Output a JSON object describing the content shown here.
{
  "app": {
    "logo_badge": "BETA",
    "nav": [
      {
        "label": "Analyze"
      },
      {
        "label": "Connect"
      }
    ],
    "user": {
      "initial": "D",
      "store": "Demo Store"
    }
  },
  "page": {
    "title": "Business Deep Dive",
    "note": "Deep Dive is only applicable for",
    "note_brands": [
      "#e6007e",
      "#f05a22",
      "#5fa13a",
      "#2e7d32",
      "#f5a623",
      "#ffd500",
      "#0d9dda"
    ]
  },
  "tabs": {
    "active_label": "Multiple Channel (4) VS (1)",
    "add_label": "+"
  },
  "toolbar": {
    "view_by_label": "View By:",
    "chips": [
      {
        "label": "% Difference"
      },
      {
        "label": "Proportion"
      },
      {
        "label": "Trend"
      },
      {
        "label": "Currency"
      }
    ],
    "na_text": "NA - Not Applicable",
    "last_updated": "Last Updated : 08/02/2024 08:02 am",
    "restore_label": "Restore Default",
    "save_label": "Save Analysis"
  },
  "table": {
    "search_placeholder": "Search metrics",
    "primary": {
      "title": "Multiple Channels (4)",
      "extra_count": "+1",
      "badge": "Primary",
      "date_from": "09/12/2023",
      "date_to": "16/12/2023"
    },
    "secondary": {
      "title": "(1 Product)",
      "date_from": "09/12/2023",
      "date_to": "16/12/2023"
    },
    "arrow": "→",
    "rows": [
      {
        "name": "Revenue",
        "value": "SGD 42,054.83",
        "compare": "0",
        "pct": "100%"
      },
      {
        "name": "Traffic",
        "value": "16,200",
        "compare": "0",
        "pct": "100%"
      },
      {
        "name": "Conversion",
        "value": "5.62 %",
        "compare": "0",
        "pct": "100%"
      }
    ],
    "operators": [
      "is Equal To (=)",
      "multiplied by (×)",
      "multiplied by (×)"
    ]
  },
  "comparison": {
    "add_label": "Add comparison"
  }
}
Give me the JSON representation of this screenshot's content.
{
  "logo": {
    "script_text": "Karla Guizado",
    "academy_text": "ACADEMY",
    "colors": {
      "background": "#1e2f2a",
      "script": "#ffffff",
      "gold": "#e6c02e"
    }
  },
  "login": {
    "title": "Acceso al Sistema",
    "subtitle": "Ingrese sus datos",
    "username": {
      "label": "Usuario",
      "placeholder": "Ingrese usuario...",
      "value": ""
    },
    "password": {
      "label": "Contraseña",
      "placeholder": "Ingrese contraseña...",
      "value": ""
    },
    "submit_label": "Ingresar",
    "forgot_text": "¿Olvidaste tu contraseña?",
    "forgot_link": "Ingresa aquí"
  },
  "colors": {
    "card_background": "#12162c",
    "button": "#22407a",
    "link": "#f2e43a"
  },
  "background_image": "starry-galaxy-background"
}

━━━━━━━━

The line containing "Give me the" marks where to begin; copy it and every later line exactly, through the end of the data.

Give me the JSON representation of this screenshot's content.
{
  "logo": {
    "script_text": "Karla Guizado",
    "academy_text": "ACADEMY",
    "colors": {
      "background": "#1e2f2a",
      "script": "#ffffff",
      "gold": "#e6c02e"
    }
  },
  "login": {
    "title": "Acceso al Sistema",
    "subtitle": "Ingrese sus datos",
    "username": {
      "label": "Usuario",
      "placeholder": "Ingrese usuario...",
      "value": ""
    },
    "password": {
      "label": "Contraseña",
      "placeholder": "Ingrese contraseña...",
      "value": ""
    },
    "submit_label": "Ingresar",
    "forgot_text": "¿Olvidaste tu contraseña?",
    "forgot_link": "Ingresa aquí"
  },
  "colors": {
    "card_background": "#12162c",
    "button": "#22407a",
    "link": "#f2e43a"
  },
  "background_image": "starry-galaxy-background"
}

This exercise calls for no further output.